It’s a Bird, It’s a Plane, It’s Super Silage!!!
School: Melrose Mid
Area of Science: Biology, Agriculture, Bio-chemistry
Interim: Team Members: Hannah Wofford, Maggie Martin, Rebecca Rush, Maryelle Dickerman
Teacher: Alan Daugherty
Mentor: Keith “Taz” McAllister
Silage is an important part of today’s beef and dairy industries, and they are both common in our area. Our project is about saving money for ranchers and dairymen. It is also about getting the best possible feed for their cattle. We want to save money by using bacteria to break down the silage that dairies and feed lots use. This could also improve animal performance (i.e., greater milk yield and better weight gain). At this point in time prices all over are slowly rising. Dairymen and feedlots spend over $120,000 a month on silage alone. If we could save money using enzymes to break down silage, the results could end in faster production and higher quality in animals, and more money in the stockman’s pocket.
We are going to use StarLogo TNG to represent our problem. Some of our agents will be bacteria, and green chop (freshly cut up plants). These variables will represent the silage making components. Some of the variables will vary. They will have various amounts of moisture levels, size of green chop, compaction levels, and the microorganism amounts added that will break down the silage. This microorganism (or bacteria) is called inoculant. The agents will interact to make the final product over time. Then we will record the values of the different feeds, and how long it took to produce them.
Progress to Date:
We have begun researching the process of ensiling. Ensiling is the act of chopping and compacting silage. This is a major process in our project. Without the cutting, the microorganisms wouldn’t be able to accurately break down the silage. The compacting is also important. Compaction prevents the air from circulating through the fermenting feed, and causing it to rot. Therefore ensiling is vital to making good, efficient, cattle feed.
We are expecting increased efficiency, and increased food value in the least amount of time. What we are hoping to achieve is the optimum size of chopped silage, the level of compaction, and the amount of inoculant to use. We are hoping that our program will show how to optimize the process while maximizing the profit. These results will be verified and shared will local producers.

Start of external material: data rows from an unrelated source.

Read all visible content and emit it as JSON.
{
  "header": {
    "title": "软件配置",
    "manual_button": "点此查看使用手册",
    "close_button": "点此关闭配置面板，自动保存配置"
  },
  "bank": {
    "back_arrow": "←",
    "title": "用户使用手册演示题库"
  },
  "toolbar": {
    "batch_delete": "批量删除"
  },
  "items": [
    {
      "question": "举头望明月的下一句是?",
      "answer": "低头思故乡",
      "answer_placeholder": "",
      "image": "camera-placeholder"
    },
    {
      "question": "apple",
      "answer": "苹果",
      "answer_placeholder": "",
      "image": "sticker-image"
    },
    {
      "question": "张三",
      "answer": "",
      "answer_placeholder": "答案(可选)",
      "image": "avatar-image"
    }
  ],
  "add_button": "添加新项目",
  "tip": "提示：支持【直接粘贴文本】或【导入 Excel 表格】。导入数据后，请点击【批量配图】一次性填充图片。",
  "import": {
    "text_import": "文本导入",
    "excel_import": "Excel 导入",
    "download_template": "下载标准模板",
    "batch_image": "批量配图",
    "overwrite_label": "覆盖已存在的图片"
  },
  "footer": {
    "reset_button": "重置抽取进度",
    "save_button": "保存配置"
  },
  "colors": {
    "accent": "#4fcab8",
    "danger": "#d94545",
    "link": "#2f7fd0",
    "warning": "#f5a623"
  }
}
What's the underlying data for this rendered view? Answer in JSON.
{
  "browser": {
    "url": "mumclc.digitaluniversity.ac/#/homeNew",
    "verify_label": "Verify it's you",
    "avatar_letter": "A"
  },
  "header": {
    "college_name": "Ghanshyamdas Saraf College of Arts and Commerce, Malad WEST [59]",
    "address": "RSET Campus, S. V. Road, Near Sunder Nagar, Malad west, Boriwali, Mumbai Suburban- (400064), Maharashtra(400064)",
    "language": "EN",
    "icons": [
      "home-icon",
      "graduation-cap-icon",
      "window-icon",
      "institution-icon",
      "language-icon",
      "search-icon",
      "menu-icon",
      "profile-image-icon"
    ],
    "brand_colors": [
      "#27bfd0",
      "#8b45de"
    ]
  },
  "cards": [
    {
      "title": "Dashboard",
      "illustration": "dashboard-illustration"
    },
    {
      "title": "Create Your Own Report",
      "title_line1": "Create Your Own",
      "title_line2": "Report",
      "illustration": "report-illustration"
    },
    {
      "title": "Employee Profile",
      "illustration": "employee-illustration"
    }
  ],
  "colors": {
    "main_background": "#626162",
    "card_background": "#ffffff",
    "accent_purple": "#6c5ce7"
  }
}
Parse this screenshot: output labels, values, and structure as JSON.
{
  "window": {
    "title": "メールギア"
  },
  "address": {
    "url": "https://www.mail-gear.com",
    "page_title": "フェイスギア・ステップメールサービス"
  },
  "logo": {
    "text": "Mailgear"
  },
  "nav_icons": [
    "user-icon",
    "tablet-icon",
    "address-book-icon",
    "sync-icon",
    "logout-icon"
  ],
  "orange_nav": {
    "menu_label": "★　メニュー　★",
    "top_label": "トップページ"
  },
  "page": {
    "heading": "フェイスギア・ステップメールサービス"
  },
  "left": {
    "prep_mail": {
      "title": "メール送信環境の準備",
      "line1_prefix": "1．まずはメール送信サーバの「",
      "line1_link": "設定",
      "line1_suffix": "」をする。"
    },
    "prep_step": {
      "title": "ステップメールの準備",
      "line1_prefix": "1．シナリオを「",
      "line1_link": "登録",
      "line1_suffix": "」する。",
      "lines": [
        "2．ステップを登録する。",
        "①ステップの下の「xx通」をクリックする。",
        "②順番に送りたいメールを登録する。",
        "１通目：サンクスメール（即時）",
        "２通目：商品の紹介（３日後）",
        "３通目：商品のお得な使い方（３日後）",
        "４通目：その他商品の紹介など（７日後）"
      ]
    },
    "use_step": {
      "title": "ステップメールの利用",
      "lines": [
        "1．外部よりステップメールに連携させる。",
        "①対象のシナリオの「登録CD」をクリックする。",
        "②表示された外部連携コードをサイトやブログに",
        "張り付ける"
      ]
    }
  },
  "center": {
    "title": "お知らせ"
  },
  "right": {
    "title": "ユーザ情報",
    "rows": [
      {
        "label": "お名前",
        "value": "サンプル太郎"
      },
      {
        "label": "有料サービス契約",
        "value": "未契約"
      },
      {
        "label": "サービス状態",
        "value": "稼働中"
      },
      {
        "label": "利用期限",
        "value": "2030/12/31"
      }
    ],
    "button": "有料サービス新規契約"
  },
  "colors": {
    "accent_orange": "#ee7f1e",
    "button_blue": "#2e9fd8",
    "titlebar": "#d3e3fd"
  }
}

Fermentation Analysis: Use and Interpretation
Ralph T. Ward
Sil-All Lallemand Animal Nutrition
Telephone: (800) 692-4700
Sponsoring Teacher: Amy Flores
Mail the entire Team